-- Provided records follows --

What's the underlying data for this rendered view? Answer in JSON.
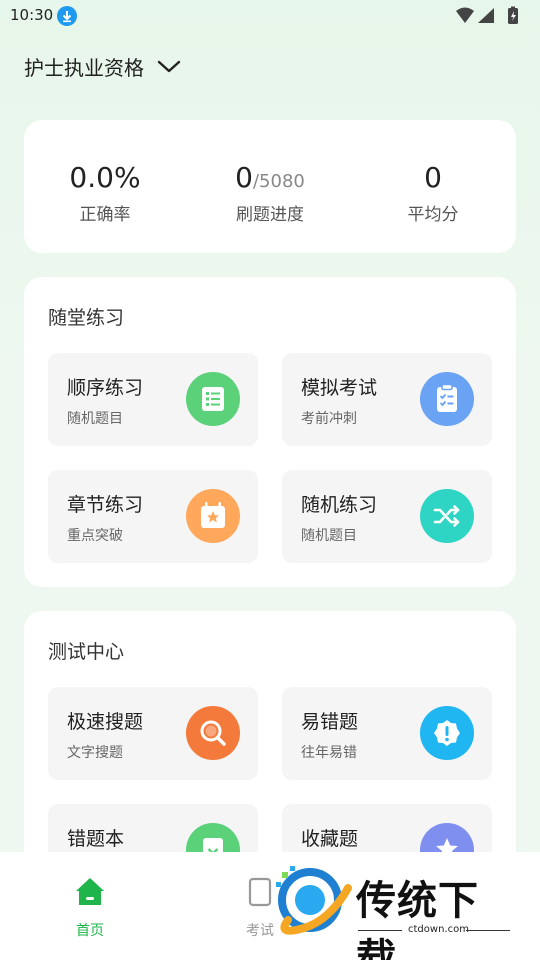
{
  "status_bar": {
    "time": "10:30"
  },
  "header": {
    "title": "护士执业资格"
  },
  "stats": [
    {
      "value": "0.0%",
      "total": "",
      "label": "正确率"
    },
    {
      "value": "0",
      "total": "/5080",
      "label": "刷题进度"
    },
    {
      "value": "0",
      "total": "",
      "label": "平均分"
    }
  ],
  "practice": {
    "title": "随堂练习",
    "tiles": [
      {
        "title": "顺序练习",
        "sub": "随机题目",
        "icon": "list-icon",
        "color": "#5bd17a"
      },
      {
        "title": "模拟考试",
        "sub": "考前冲刺",
        "icon": "clipboard-check-icon",
        "color": "#6aa2f4"
      },
      {
        "title": "章节练习",
        "sub": "重点突破",
        "icon": "calendar-star-icon",
        "color": "#ffa75a"
      },
      {
        "title": "随机练习",
        "sub": "随机题目",
        "icon": "shuffle-icon",
        "color": "#2ed4c4"
      }
    ]
  },
  "test_center": {
    "title": "测试中心",
    "tiles": [
      {
        "title": "极速搜题",
        "sub": "文字搜题",
        "icon": "search-icon",
        "color": "#f47a3b"
      },
      {
        "title": "易错题",
        "sub": "往年易错",
        "icon": "alert-badge-icon",
        "color": "#1fb6f2"
      },
      {
        "title": "错题本",
        "sub": "",
        "icon": "error-book-icon",
        "color": "#5bd17a"
      },
      {
        "title": "收藏题",
        "sub": "",
        "icon": "star-icon",
        "color": "#7f8ff0"
      }
    ]
  },
  "nav": {
    "items": [
      {
        "label": "首页",
        "active": true
      },
      {
        "label": "考试",
        "active": false
      }
    ]
  },
  "watermark": {
    "text": "传统下载",
    "url": "ctdown.com"
  },
  "colors": {
    "accent": "#1fb54a"
  }
}
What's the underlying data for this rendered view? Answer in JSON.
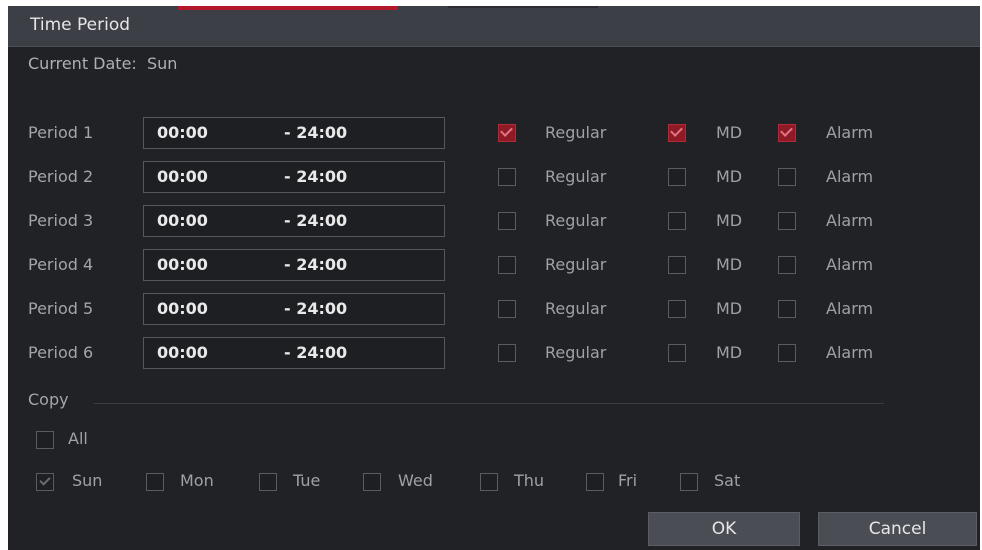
{
  "dialog": {
    "title": "Time Period",
    "current_date_label": "Current Date:",
    "current_date_value": "Sun"
  },
  "periods": [
    {
      "label": "Period 1",
      "start": "00:00",
      "end": "- 24:00",
      "regular": true,
      "md": true,
      "alarm": true
    },
    {
      "label": "Period 2",
      "start": "00:00",
      "end": "- 24:00",
      "regular": false,
      "md": false,
      "alarm": false
    },
    {
      "label": "Period 3",
      "start": "00:00",
      "end": "- 24:00",
      "regular": false,
      "md": false,
      "alarm": false
    },
    {
      "label": "Period 4",
      "start": "00:00",
      "end": "- 24:00",
      "regular": false,
      "md": false,
      "alarm": false
    },
    {
      "label": "Period 5",
      "start": "00:00",
      "end": "- 24:00",
      "regular": false,
      "md": false,
      "alarm": false
    },
    {
      "label": "Period 6",
      "start": "00:00",
      "end": "- 24:00",
      "regular": false,
      "md": false,
      "alarm": false
    }
  ],
  "options": {
    "regular": "Regular",
    "md": "MD",
    "alarm": "Alarm"
  },
  "copy": {
    "label": "Copy",
    "all_label": "All",
    "all_checked": false,
    "days": [
      {
        "label": "Sun",
        "checked": true,
        "disabled": true
      },
      {
        "label": "Mon",
        "checked": false
      },
      {
        "label": "Tue",
        "checked": false
      },
      {
        "label": "Wed",
        "checked": false
      },
      {
        "label": "Thu",
        "checked": false
      },
      {
        "label": "Fri",
        "checked": false
      },
      {
        "label": "Sat",
        "checked": false
      }
    ]
  },
  "buttons": {
    "ok": "OK",
    "cancel": "Cancel"
  },
  "colors": {
    "background": "#212226",
    "titlebar": "#3c3f46",
    "accent_red": "#b5283a"
  }
}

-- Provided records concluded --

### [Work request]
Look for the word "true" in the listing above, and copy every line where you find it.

### [Output of the exercise]
        "active": true
      "regular": true,
      "md": true,
      "alarm": true
        "checked": true,
        "disabled": true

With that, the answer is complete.